• Although small trials have shown glycemic benefit of bariatric surgery in patients with type 2 diabetes and BMI of 30–35kg/m2, there is currently insufficient evidence to generally recommend surgery in patients with BMI35 kg/m2 outside of a research protocol. (E)

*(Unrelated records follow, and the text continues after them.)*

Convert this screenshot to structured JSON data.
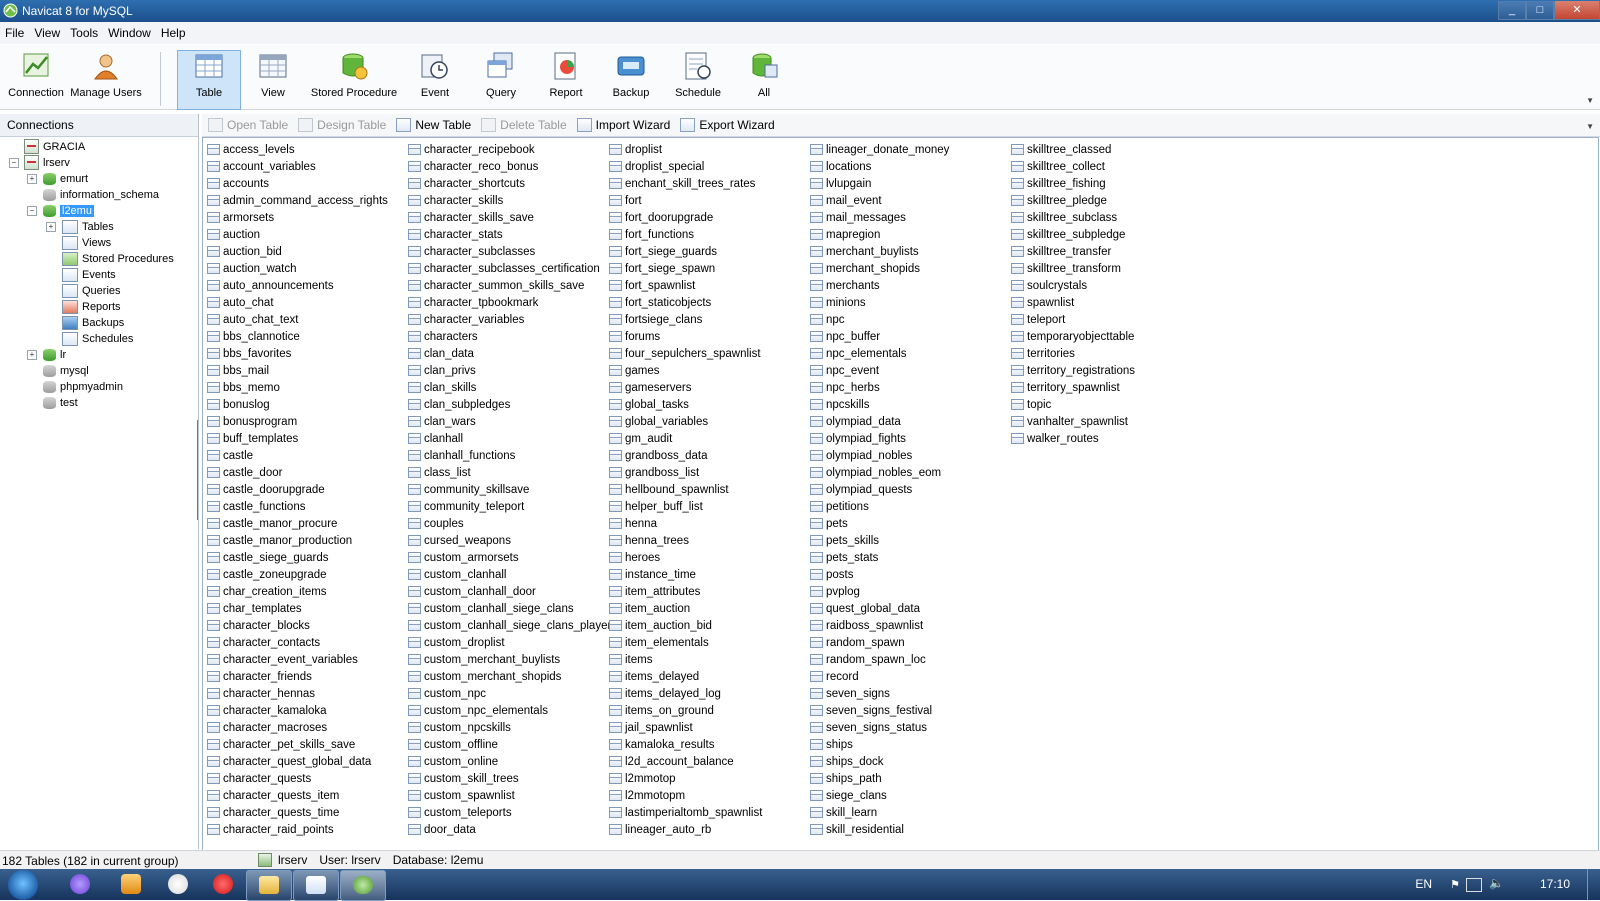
{
  "window": {
    "title": "Navicat 8 for MySQL",
    "min": "_",
    "max": "□",
    "close": "✕"
  },
  "menu": [
    "File",
    "View",
    "Tools",
    "Window",
    "Help"
  ],
  "toolbar": {
    "connection": "Connection",
    "manage_users": "Manage Users",
    "table": "Table",
    "view": "View",
    "stored_procedure": "Stored Procedure",
    "event": "Event",
    "query": "Query",
    "report": "Report",
    "backup": "Backup",
    "schedule": "Schedule",
    "all": "All"
  },
  "connections": {
    "header": "Connections",
    "gracia": "GRACIA",
    "lrserv": "lrserv",
    "emurt": "emurt",
    "information_schema": "information_schema",
    "l2emu": "l2emu",
    "tables": "Tables",
    "views": "Views",
    "stored_procedures": "Stored Procedures",
    "events": "Events",
    "queries": "Queries",
    "reports": "Reports",
    "backups": "Backups",
    "schedules": "Schedules",
    "lr": "lr",
    "mysql": "mysql",
    "phpmyadmin": "phpmyadmin",
    "test": "test"
  },
  "object_bar": {
    "open_table": "Open Table",
    "design_table": "Design Table",
    "new_table": "New Table",
    "delete_table": "Delete Table",
    "import_wizard": "Import Wizard",
    "export_wizard": "Export Wizard"
  },
  "tables": [
    [
      "access_levels",
      "account_variables",
      "accounts",
      "admin_command_access_rights",
      "armorsets",
      "auction",
      "auction_bid",
      "auction_watch",
      "auto_announcements",
      "auto_chat",
      "auto_chat_text",
      "bbs_clannotice",
      "bbs_favorites",
      "bbs_mail",
      "bbs_memo",
      "bonuslog",
      "bonusprogram",
      "buff_templates",
      "castle",
      "castle_door",
      "castle_doorupgrade",
      "castle_functions",
      "castle_manor_procure",
      "castle_manor_production",
      "castle_siege_guards",
      "castle_zoneupgrade",
      "char_creation_items",
      "char_templates",
      "character_blocks",
      "character_contacts",
      "character_event_variables",
      "character_friends",
      "character_hennas",
      "character_kamaloka",
      "character_macroses",
      "character_pet_skills_save",
      "character_quest_global_data",
      "character_quests",
      "character_quests_item",
      "character_quests_time",
      "character_raid_points"
    ],
    [
      "character_recipebook",
      "character_reco_bonus",
      "character_shortcuts",
      "character_skills",
      "character_skills_save",
      "character_stats",
      "character_subclasses",
      "character_subclasses_certification",
      "character_summon_skills_save",
      "character_tpbookmark",
      "character_variables",
      "characters",
      "clan_data",
      "clan_privs",
      "clan_skills",
      "clan_subpledges",
      "clan_wars",
      "clanhall",
      "clanhall_functions",
      "class_list",
      "community_skillsave",
      "community_teleport",
      "couples",
      "cursed_weapons",
      "custom_armorsets",
      "custom_clanhall",
      "custom_clanhall_door",
      "custom_clanhall_siege_clans",
      "custom_clanhall_siege_clans_players",
      "custom_droplist",
      "custom_merchant_buylists",
      "custom_merchant_shopids",
      "custom_npc",
      "custom_npc_elementals",
      "custom_npcskills",
      "custom_offline",
      "custom_online",
      "custom_skill_trees",
      "custom_spawnlist",
      "custom_teleports",
      "door_data"
    ],
    [
      "droplist",
      "droplist_special",
      "enchant_skill_trees_rates",
      "fort",
      "fort_doorupgrade",
      "fort_functions",
      "fort_siege_guards",
      "fort_siege_spawn",
      "fort_spawnlist",
      "fort_staticobjects",
      "fortsiege_clans",
      "forums",
      "four_sepulchers_spawnlist",
      "games",
      "gameservers",
      "global_tasks",
      "global_variables",
      "gm_audit",
      "grandboss_data",
      "grandboss_list",
      "hellbound_spawnlist",
      "helper_buff_list",
      "henna",
      "henna_trees",
      "heroes",
      "instance_time",
      "item_attributes",
      "item_auction",
      "item_auction_bid",
      "item_elementals",
      "items",
      "items_delayed",
      "items_delayed_log",
      "items_on_ground",
      "jail_spawnlist",
      "kamaloka_results",
      "l2d_account_balance",
      "l2mmotop",
      "l2mmotopm",
      "lastimperialtomb_spawnlist",
      "lineager_auto_rb"
    ],
    [
      "lineager_donate_money",
      "locations",
      "lvlupgain",
      "mail_event",
      "mail_messages",
      "mapregion",
      "merchant_buylists",
      "merchant_shopids",
      "merchants",
      "minions",
      "npc",
      "npc_buffer",
      "npc_elementals",
      "npc_event",
      "npc_herbs",
      "npcskills",
      "olympiad_data",
      "olympiad_fights",
      "olympiad_nobles",
      "olympiad_nobles_eom",
      "olympiad_quests",
      "petitions",
      "pets",
      "pets_skills",
      "pets_stats",
      "posts",
      "pvplog",
      "quest_global_data",
      "raidboss_spawnlist",
      "random_spawn",
      "random_spawn_loc",
      "record",
      "seven_signs",
      "seven_signs_festival",
      "seven_signs_status",
      "ships",
      "ships_dock",
      "ships_path",
      "siege_clans",
      "skill_learn",
      "skill_residential"
    ],
    [
      "skilltree_classed",
      "skilltree_collect",
      "skilltree_fishing",
      "skilltree_pledge",
      "skilltree_subclass",
      "skilltree_subpledge",
      "skilltree_transfer",
      "skilltree_transform",
      "soulcrystals",
      "spawnlist",
      "teleport",
      "temporaryobjecttable",
      "territories",
      "territory_registrations",
      "territory_spawnlist",
      "topic",
      "vanhalter_spawnlist",
      "walker_routes"
    ]
  ],
  "status": {
    "count": "182 Tables (182 in current group)",
    "server": "lrserv",
    "user": "User: lrserv",
    "database": "Database: l2emu"
  },
  "taskbar": {
    "lang": "EN",
    "clock": "17:10",
    "flag": "⚑",
    "volume": "🔈"
  },
  "colors": {
    "title_bar": "#1c4f8c",
    "selection": "#3399ff",
    "taskbar": "#16345d"
  }
}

Abstract: The erbium-doped yttrium aluminium garnet (Er:YAG) laser has emerged as a possible alternative to conventional methods of bone ablation because of its wavelength of 2.94 µm, which coincides with the absorption peak of water. Over the last decades in several experimental and clinical studies, the widespread initial assumption that light amplification for stimulated emission of radiation (laser) osteotomy inevitably provokes profound tissue damage and delayed wound healing has been refuted. In addition, the supposed disadvantage of prolonged osteotomy times could be overcome by modern short-pulsed Er:YAG laser systems. Currently, the limiting factors for a routine application of lasers for bone ablation are mainly technical drawbacks such as missing depth control and a difficult and safe guidance of the laser beam. This article gives a short overview of the development process and current possibilities of noncontact Er:YAG laser osteotomy in oral and implant surgery.

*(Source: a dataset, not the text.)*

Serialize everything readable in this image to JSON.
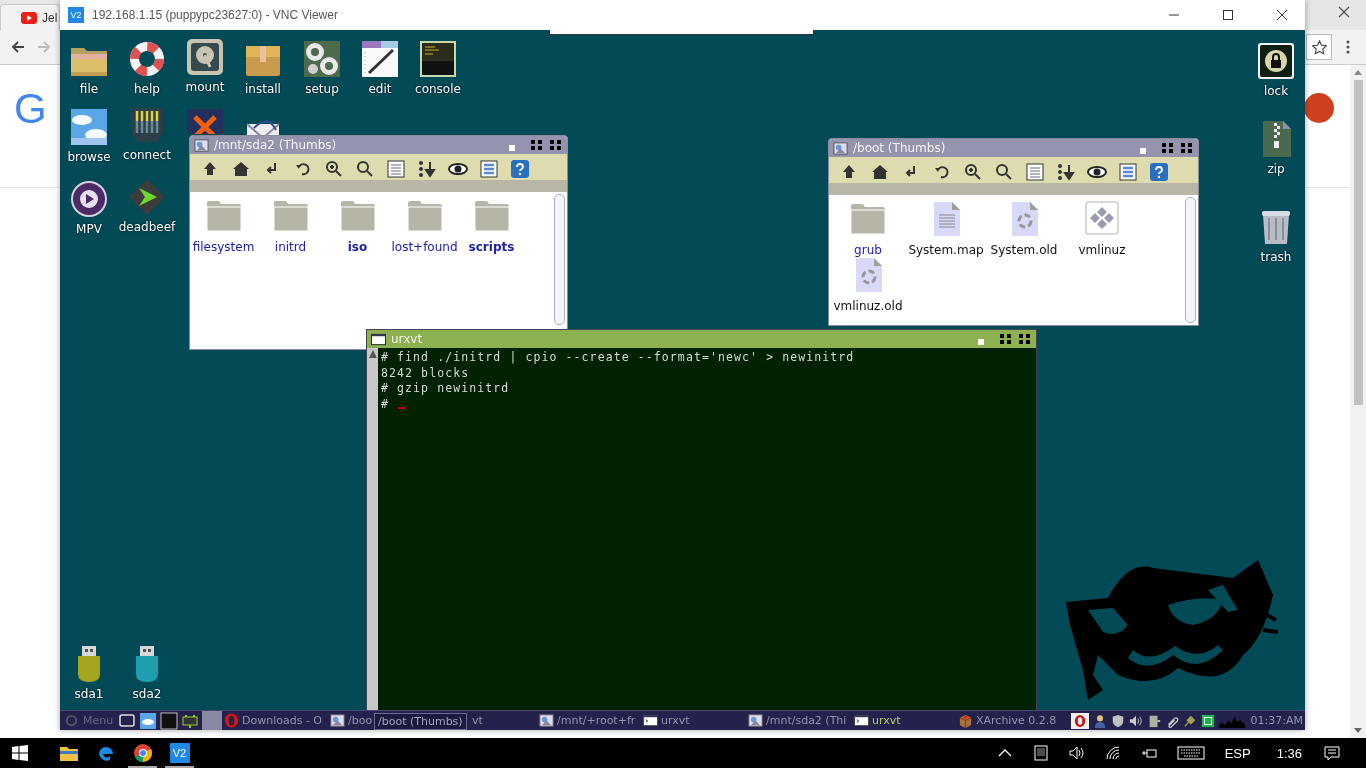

deformities exist. In addition, the plastic surgeon treats injuries to the face, including fractures of the bone of the jaw and face. Craniofacial surgery is a discipline developed to reposition and reshape the bones of the face and skull through inconspicuous incisions. Severe deformities of the cranium and face, which previously were uncorrectable or corrected with great difficulty, can now be better reconstructed employing these new techniques. Such deformities may result from a tumor resection, congenital defect, previous surgery, or previous injury. Treatment of tumors of the head and neck and reconstruction of these regions after the removal of these tumors is also within the scope of plastic surgery.

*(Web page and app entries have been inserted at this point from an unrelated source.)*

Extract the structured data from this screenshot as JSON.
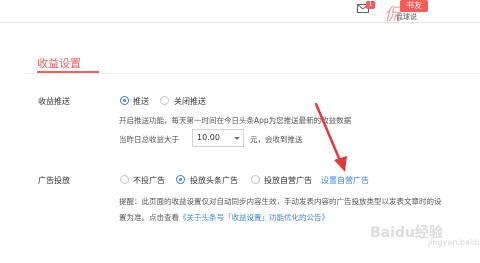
{
  "header": {
    "mail_badge": "1",
    "avatar_char": "侃",
    "avatar_tag": "书友",
    "username": "侃球说"
  },
  "section": {
    "title": "收益设置"
  },
  "income_push": {
    "label": "收益推送",
    "options": [
      "推送",
      "关闭推送"
    ],
    "selected": "推送",
    "description": "开启推送功能，每天第一时间在今日头条App为您推送最新的收益数据",
    "threshold_prefix": "当昨日总收益大于",
    "threshold_value": "10.00",
    "threshold_suffix": "元，会收到推送"
  },
  "ad_delivery": {
    "label": "广告投放",
    "options": [
      "不投广告",
      "投放头条广告",
      "投放自营广告"
    ],
    "selected": "投放头条广告",
    "settings_link": "设置自营广告",
    "notice_line1": "提醒：此页面的收益设置仅对自动同步内容生效，手动发表内容的广告投放类型以发表文章时的设",
    "notice_line2_prefix": "置为准。点击查看",
    "notice_link": "《关于头条号「收益设置」功能优化的公告》"
  },
  "colors": {
    "accent": "#f06060",
    "link": "#3a86e6",
    "annotation_arrow": "#e23a3a"
  },
  "watermark": {
    "main": "Baidu经验",
    "sub": "jingyan.baidu.com"
  }
}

To generate a new set of surgeries, the tool generates a waiting list, which is used as input for the schedule. The initial waiting list contains a workload of two weeks and is filled to the same amount of surgeries after each scheduled week. Surgeries are not allowed to be on the waiting list longer than four weeks. Schedules are constructed per week, as is the case in practice. First, surgeries with a critical due date are scheduled. Next, surgeries are assigned to the reserved MSS slots. Finally, the remaining surgeries are scheduled, using largest surgery duration first. When a surgery does not fit into the schedule, it is postponed to the next week. The surgeries are scheduled in the OR where the remaining surgery time after scheduling is the least. This is called a ‘best fit’ heuristic. After scheduling one week, new surgeries from a random surgery type are generated, to restore the initial number of surgeries on the waiting list.